Urology is the branch of medicine that focuses on the surgical and medical diseases of the male and female urinary tract system and the male reproductive organs. Urologic Oncology, a subspecialty, concerns the surgical treatment of cancer, including: the kidneys, urinary bladder, prostate, adrenal glands, ureters, testicles and penis.
Kidney cancer is any type of cancer that formed within the kidney. Kidney cancer does not usually include a cancer that grew outside the kidney and metastasized to include metastatic cancer of the kidney.
Although the exact cause of kidney cancer is not known, certain factors tend to increase the risk of getting kidney cancer, such as age. Adults, ages of 50 and 80 years are more likely to develop kidney cancer compared to other people. This type of cancer affects men more than women.
These are some other risk factors for kidney cancer:
- Smoking. If you smoke cigarettes, your risk for kidney cancer is twice that of nonsmokers.
- Obesity. It can cause hormonal changes which can increase your risk
- Taking pain medications daily. There is growing evidence suggesting that long-term use of NSAIDS (non-steroidal anti-inflammatory drugs) such as aspirin, ibuprofen and naproxen can increase the risk of kidney cancer by as much as 50%.
- Having high blood pressure. It is unclear whether it is the high blood pressure (hypertension) itself or the medication used to treat it is the source of the increased risk.
- Being on long-term dialysis. Dialysis is a treatment that filters waste products from the blood in people whose kidneys have stopped working.
- Being exposed to certain dangerous chemicals, such as asbestos, cadmium, benzene, organic solvents, or certain herbicides
- Having Lymphoma, which is a type of cancer that begins in immune system cells. It is not known why, but there is an increased risk of kidney cancer in patients with Lymphoma.
- von Hippel-Lindau (VHL) disease or inherited papillary renal cell cancer
- Family history of kidney cancer, especially in siblings.
- The risk in African-Americans is slightly higher than in whites. It is not known why.
Symptoms of kidney cancer can include:
- Hematuria (blood in the urine which makes urine slightly rusty to deep red)
- Pain in the side that does not go away
- A lump in the side or the abdomen
- Unexplained weight loss
- Feeling tired or “run down”
Having these symptoms does not mean you have kidney cancer. Infections, cysts, or other conditions also can cause similar symptoms. If you do have one or more of these symptoms, you should see a physician so the problem can be diagnosed and treated as early as possible.
Kidney Cancer Surgery
Although kidney cancer is treated primarily through surgery, surgical techniques over the last 20 years have improved significantly, leading to better patient outcomes.

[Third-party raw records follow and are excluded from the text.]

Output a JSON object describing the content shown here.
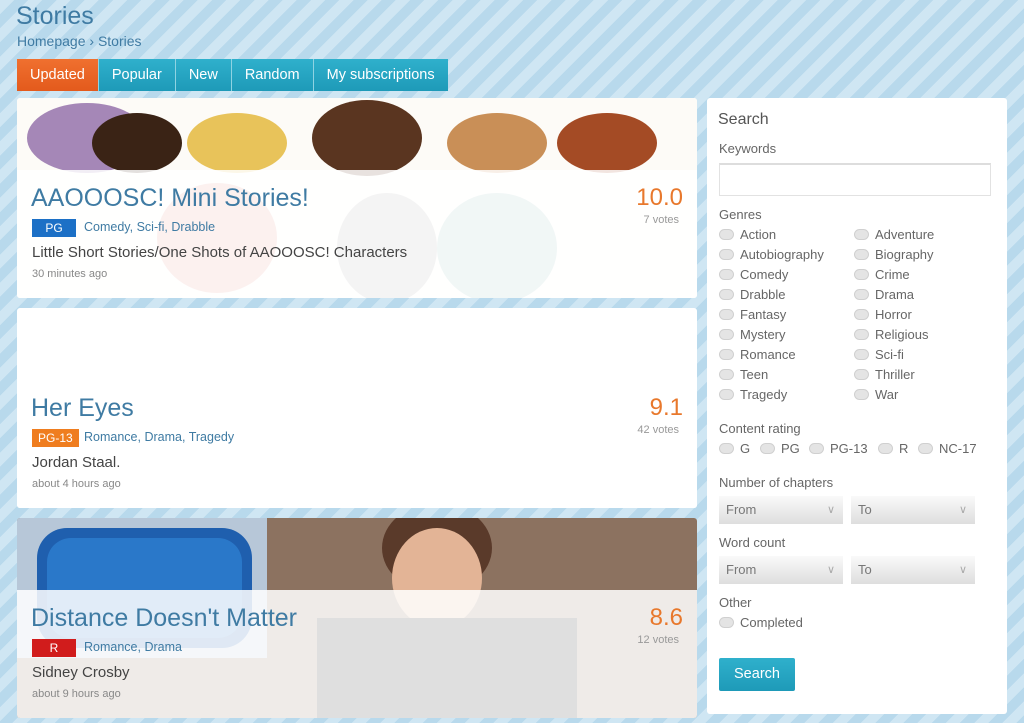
{
  "page": {
    "title": "Stories",
    "breadcrumb": {
      "home": "Homepage",
      "sep": "›",
      "current": "Stories"
    }
  },
  "tabs": [
    "Updated",
    "Popular",
    "New",
    "Random",
    "My subscriptions"
  ],
  "stories": [
    {
      "title": "AAOOOSC! Mini Stories!",
      "rating": "PG",
      "rating_color": "#1c70c6",
      "genres": [
        "Comedy",
        "Sci-fi",
        "Drabble"
      ],
      "description": "Little Short Stories/One Shots of AAOOOSC! Characters",
      "time": "30 minutes ago",
      "score": "10.0",
      "votes": "7 votes"
    },
    {
      "title": "Her Eyes",
      "rating": "PG-13",
      "rating_color": "#ef7d1f",
      "genres": [
        "Romance",
        "Drama",
        "Tragedy"
      ],
      "description": "Jordan Staal.",
      "time": "about 4 hours ago",
      "score": "9.1",
      "votes": "42 votes"
    },
    {
      "title": "Distance Doesn't Matter",
      "rating": "R",
      "rating_color": "#d11c1c",
      "genres": [
        "Romance",
        "Drama"
      ],
      "description": "Sidney Crosby",
      "time": "about 9 hours ago",
      "score": "8.6",
      "votes": "12 votes"
    }
  ],
  "sidebar": {
    "title": "Search",
    "keywords_label": "Keywords",
    "genres_label": "Genres",
    "genres_left": [
      "Action",
      "Autobiography",
      "Comedy",
      "Drabble",
      "Fantasy",
      "Mystery",
      "Romance",
      "Teen",
      "Tragedy"
    ],
    "genres_right": [
      "Adventure",
      "Biography",
      "Crime",
      "Drama",
      "Horror",
      "Religious",
      "Sci-fi",
      "Thriller",
      "War"
    ],
    "content_rating_label": "Content rating",
    "ratings": [
      "G",
      "PG",
      "PG-13",
      "R",
      "NC-17"
    ],
    "chapters_label": "Number of chapters",
    "word_count_label": "Word count",
    "from": "From",
    "to": "To",
    "other_label": "Other",
    "completed": "Completed",
    "search_button": "Search"
  }
}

Before the mid to late 1990s, the care standard for most patients with kidney cancer was the removal of the entire kidney (radical nephrectomy) through a large incision. Today, CHI Health urologists perform hand-assisted laparoscopic nephrectomy. This minimally invasive surgical technique enables removal of only the portion of the kidney with the tumor (partial nephrectomy), in many cases. This newer approach achieves outcomes similar to those obtained with radical nephrectomy, while sparing the kidney and as much kidney function as possible.
A laparoscope, (long slender device with a tiny video camera attached), and a surgical instrument are inserted through two small "keyhole" incisions and the surgeon's hand through a small incision to remove the kidney. The hand-assisted approach is offered for kidney tumors 3 to 10 centimeters in diameter. The result of using this technique is less pain, less time in the hospital, reduced chance of infection, and a faster return to daily activities.
Percutaneous CT-Guided Cryoablation
Percutaneous CT-Guided Cryoablation is a newer form of minimally-invasive, kidney-sparing treatment for smaller tumors. The term, “percutaneous” means “through the skin”. Cryoablation uses extreme cold (cryo) to destroy cancerous tissue (ablation). Using a CT scanner to get an optimal view of the area to be treated, the urologist works with an interventional radiologist to precisely place the cryoablation probes directly through the skin and into the kidney cancer. Extreme cold is applied, which ablates the cancerous tissue. Not all cancers can be treated using this approach, however. Kidney cancers that are located too close to other body structures such as the bowel or ureters cannot be treated with percutaneous cryoablation as these other structures can be damaged by extreme cold.